In 1986, when I was 17, I bought a tiny, 600-square-foot flower shop with a loan from a family friend. My mother was my first employee. I would drop her off on my way to high school and come back afterward to run the shop. She’d made it only through the fifth grade in Pakistan, but during those early days, when we would sometimes struggle just to make $100, she was instrumental in teaching me the fundamentals of success.

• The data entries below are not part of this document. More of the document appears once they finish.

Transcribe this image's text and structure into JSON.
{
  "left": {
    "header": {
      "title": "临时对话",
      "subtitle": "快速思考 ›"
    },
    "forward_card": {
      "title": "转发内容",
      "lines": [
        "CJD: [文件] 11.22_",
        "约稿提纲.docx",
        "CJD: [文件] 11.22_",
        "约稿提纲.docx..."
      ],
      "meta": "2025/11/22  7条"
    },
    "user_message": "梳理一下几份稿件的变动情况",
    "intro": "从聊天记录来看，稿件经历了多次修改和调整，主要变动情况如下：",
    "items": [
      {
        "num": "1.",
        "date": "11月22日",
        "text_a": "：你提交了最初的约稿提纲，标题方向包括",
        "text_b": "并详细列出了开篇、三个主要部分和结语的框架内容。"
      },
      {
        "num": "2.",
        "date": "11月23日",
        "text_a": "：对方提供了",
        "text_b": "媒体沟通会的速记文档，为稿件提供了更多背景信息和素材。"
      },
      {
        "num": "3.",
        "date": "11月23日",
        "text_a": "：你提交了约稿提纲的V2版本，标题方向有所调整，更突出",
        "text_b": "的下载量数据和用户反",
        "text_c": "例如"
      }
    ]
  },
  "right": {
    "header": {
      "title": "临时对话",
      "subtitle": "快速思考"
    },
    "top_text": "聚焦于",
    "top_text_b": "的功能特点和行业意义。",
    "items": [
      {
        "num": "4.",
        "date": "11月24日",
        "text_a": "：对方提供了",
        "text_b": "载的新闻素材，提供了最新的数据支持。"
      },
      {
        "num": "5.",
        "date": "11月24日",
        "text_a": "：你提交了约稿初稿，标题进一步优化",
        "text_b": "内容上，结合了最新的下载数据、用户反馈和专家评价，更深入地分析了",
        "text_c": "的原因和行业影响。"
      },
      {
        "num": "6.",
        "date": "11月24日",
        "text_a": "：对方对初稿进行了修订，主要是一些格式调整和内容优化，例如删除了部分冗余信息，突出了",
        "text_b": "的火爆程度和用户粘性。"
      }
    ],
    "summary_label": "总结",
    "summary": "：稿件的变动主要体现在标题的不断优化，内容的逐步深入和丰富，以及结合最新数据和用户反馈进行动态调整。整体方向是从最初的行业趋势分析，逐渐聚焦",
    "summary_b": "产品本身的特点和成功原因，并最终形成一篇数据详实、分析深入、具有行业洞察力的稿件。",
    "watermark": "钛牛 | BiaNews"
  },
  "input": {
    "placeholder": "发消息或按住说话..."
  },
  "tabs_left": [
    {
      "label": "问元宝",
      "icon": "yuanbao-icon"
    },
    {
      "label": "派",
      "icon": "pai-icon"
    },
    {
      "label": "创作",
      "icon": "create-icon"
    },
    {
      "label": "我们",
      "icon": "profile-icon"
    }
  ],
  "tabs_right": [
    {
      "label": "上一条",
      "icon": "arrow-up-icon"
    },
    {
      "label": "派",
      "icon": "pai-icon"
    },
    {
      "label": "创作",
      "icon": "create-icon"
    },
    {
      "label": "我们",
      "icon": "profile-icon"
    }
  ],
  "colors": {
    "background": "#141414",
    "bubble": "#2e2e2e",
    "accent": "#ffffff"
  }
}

When I began testing the idea of selling bouquets out of fruit cut into various shapes, people thought I was crazy, and it was impossible to get bank financing. But the first time my mother saw an arrangement, she got it. “That is amazing,” she told me. “This is going to be big.” So I kept going. In March 1999, I opened the first Edible Arrangements store. It was Easter, and we had 28 orders. We thought we had hit gold. My mother gave me a big hug, and someone snapped a photo